Sept. 25 (UPI) -- A study has revealed that acupuncture or counseling could benefit subjects suffering from depression.

Researchers at the University of York, found that the combination of acupuncture or counseling with usual care benefited patients who had been suffering form recurrent depression after three months of treatment.

Scientists who learned about the study have complained that there is not enough evidence to liken the two non-drug therapies to improvements.

Lead author Dr Hugh MacPherson said in a statement: "Although these findings are encouraging, our study does not identify which aspects of acupuncture and counseling are likely to be most beneficial to patients, nor does it provide information about the effectiveness of acupuncture or counseling, compared with usual care, for patients with mild depression."
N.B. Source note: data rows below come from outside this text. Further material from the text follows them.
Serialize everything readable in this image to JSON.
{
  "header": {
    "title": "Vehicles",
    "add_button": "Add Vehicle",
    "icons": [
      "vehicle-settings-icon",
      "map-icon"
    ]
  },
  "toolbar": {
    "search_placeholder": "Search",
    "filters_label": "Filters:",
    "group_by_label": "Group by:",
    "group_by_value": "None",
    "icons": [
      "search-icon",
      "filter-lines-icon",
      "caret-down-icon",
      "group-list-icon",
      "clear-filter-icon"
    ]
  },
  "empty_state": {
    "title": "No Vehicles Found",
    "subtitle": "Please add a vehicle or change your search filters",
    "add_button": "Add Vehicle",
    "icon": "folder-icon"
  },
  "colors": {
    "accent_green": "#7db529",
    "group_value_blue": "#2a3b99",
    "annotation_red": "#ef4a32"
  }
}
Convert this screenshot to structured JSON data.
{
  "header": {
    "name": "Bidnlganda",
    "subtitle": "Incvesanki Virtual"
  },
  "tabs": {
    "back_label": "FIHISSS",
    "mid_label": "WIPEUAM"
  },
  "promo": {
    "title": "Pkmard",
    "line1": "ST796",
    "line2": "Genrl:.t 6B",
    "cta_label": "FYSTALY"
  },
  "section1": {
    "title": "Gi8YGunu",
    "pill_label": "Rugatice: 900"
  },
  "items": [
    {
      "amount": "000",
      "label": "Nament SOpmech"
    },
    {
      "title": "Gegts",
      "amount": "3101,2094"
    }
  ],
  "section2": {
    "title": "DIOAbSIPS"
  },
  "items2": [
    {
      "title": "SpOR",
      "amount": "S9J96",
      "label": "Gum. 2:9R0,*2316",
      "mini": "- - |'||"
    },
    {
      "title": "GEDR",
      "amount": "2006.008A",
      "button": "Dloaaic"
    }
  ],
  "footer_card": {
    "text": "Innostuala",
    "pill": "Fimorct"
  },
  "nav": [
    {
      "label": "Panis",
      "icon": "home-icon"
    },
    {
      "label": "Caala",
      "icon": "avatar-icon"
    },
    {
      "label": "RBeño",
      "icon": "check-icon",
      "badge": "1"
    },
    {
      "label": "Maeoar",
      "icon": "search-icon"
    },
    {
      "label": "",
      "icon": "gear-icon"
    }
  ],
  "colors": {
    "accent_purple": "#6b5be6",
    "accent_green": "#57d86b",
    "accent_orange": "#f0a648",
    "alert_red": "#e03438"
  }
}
During the trial, patients with depression were randomly assigned to receive either 12 weekly sessions of acupuncture plus usual care (302 patients), or 12 weekly sessions of counseling plus usual care (302 patients), or usual care alone (151 patients).

Results showed that groups that received acupuncture and counseling showed a significant reduction in average depression scores at three months, compared to the group that received usual care alone.

There was no significant difference in the scores between the group that received acupuncture, and the group that received counseling.

While testing at 9 and 12 months there was no longer a difference between the scores in either of the three groups.

"To our knowledge, our study is the first to rigorously evaluate the clinical and economic impact of acupuncture and counseling for patients in primary care who are representative of those who continue to experience depression in primary care," MacPherson said.

"We have provided evidence that acupuncture versus usual care and counseling versus usual care are both associated with a significant reduction in symptoms of depression in the short to medium term, and are not associated with serious adverse events. "

The study was published this week in PLOS Medicine.

Contact the Author
© 2013 United Press International, Inc. All Rights Reserved. Any reproduction, republication, redistribution and/or modification of any UPI content is expressly prohibited without UPI's prior written consent.
Recommended UPI Stories
Most Popular
1
Why the fake braces trend may be dangerous for users
2
Jared Leto 'stopped eating' for his 'Dallas Buyer's Club' role
3
Gisele Bundchen, Tom Brady drop $14M on Manhattan home
4
Kelly LeBrock arrested for DUI
5
Brandi Brandt faces drug charges in Australia
Trending News
Video
x
Feedback